BEGIN Materials provided

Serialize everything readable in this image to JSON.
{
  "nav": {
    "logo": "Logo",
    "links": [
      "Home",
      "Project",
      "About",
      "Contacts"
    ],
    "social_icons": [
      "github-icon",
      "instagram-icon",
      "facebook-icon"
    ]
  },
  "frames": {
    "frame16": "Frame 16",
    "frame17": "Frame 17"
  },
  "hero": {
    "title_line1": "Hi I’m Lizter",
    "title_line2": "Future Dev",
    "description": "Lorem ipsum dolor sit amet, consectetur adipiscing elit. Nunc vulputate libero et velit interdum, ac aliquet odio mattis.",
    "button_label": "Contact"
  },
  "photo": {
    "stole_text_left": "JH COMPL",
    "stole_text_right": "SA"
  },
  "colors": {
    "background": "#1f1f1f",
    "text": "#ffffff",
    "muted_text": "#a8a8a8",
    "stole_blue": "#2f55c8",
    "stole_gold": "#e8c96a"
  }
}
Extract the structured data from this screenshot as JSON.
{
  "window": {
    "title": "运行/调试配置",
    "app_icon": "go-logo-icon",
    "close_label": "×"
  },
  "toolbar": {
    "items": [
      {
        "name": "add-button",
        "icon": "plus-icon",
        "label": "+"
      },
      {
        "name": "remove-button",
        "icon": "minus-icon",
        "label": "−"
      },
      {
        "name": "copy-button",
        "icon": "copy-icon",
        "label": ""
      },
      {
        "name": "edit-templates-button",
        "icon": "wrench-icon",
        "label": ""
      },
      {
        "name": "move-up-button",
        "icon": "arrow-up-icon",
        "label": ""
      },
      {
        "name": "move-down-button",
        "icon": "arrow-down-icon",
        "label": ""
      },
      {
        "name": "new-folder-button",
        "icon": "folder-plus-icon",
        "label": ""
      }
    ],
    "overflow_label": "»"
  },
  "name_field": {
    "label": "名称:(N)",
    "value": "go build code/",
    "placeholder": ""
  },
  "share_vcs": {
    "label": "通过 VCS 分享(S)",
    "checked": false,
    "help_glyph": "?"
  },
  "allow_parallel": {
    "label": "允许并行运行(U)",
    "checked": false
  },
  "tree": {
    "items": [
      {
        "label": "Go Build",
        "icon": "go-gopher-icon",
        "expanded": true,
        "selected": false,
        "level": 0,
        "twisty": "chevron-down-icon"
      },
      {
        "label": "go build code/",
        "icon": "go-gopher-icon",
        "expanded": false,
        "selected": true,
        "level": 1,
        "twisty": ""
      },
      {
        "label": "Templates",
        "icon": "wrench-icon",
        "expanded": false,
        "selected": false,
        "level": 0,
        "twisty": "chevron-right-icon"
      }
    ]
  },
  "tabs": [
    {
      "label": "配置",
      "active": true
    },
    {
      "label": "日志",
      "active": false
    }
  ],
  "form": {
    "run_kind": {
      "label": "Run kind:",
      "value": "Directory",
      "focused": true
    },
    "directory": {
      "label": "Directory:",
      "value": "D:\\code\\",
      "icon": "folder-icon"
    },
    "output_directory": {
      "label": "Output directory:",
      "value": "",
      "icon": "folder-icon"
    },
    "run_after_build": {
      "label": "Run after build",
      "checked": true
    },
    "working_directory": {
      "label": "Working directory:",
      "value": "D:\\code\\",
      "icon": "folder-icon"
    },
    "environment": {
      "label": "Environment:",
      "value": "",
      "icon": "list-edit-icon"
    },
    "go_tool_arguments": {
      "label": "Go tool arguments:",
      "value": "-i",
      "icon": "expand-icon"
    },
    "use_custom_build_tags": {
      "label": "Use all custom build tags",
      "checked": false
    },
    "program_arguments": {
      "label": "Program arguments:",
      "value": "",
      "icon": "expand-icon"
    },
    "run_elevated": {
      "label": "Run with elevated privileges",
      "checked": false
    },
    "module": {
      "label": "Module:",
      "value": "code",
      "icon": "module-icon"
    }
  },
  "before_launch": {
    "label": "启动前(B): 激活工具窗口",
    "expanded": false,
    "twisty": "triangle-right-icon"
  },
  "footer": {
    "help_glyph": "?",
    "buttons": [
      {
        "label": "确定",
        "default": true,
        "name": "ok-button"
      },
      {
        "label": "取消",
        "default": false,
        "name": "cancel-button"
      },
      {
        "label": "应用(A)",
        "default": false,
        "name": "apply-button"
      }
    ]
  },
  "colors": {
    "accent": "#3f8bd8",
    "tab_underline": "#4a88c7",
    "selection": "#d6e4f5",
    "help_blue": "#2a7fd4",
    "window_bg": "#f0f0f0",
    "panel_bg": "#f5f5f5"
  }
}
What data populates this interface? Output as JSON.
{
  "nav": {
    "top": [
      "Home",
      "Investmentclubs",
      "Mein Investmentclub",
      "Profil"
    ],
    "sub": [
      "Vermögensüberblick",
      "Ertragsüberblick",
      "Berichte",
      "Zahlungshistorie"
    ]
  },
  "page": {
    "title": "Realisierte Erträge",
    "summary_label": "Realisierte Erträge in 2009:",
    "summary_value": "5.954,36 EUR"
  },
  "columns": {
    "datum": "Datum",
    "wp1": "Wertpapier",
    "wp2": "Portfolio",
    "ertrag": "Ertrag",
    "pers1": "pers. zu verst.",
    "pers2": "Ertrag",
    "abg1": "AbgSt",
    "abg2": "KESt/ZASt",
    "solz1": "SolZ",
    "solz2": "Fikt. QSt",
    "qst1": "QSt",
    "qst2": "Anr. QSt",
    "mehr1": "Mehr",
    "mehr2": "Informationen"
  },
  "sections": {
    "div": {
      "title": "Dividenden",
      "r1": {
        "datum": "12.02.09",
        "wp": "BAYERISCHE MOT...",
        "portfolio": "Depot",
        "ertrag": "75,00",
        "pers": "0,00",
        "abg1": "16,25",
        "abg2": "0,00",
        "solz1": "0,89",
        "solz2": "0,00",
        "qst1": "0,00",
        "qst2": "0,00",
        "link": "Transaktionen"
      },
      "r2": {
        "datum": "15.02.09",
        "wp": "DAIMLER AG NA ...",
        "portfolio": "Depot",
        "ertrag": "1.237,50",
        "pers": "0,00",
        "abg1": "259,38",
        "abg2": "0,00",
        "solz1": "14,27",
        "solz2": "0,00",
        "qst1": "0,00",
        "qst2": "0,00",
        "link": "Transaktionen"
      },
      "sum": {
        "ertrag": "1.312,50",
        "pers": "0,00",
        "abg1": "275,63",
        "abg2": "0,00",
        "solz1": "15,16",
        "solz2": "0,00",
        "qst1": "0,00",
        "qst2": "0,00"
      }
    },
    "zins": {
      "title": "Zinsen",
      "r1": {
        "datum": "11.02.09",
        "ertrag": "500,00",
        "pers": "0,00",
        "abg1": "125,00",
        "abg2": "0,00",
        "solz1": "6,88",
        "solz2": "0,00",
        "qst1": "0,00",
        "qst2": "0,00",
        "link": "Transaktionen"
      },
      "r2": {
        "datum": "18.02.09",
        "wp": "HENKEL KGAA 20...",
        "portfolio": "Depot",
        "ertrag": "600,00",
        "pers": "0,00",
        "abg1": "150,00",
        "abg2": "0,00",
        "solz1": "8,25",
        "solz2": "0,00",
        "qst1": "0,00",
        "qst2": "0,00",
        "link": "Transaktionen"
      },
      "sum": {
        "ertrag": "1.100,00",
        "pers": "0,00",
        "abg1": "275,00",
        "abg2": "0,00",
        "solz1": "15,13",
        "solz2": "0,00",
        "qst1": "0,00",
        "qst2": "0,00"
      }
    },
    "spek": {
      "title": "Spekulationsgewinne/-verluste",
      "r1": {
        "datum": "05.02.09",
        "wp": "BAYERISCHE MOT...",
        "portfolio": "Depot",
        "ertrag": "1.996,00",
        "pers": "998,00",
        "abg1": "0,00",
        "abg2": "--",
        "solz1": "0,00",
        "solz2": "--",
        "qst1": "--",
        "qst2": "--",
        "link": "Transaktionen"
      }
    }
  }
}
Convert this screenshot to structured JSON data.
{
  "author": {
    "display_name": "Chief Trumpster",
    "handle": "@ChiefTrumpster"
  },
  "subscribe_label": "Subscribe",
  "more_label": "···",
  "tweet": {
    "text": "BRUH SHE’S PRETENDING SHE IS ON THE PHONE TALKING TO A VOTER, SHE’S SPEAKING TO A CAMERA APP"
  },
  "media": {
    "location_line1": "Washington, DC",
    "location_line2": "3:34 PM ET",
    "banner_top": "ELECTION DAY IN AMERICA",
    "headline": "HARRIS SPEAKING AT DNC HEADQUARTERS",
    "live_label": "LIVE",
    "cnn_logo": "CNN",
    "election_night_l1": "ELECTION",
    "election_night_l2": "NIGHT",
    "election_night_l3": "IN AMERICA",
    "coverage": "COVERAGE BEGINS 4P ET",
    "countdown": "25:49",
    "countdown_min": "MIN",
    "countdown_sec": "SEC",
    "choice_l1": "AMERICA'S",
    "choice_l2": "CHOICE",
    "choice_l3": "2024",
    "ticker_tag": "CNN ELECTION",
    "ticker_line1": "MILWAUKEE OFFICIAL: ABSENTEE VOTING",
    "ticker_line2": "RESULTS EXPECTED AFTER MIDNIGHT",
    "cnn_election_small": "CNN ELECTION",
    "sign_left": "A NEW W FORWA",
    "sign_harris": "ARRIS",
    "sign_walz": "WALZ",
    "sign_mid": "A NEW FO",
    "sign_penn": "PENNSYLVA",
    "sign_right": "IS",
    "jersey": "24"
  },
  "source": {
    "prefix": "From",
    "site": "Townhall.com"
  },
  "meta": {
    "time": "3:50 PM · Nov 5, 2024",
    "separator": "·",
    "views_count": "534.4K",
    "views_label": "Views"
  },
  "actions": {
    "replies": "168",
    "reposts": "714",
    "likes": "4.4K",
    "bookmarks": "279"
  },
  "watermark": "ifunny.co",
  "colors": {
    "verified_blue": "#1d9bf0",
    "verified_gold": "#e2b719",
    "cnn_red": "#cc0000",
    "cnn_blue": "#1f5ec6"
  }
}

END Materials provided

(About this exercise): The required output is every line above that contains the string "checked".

(Exercise output):
    "checked": false,
    "checked": false
      "checked": true
      "checked": false
      "checked": false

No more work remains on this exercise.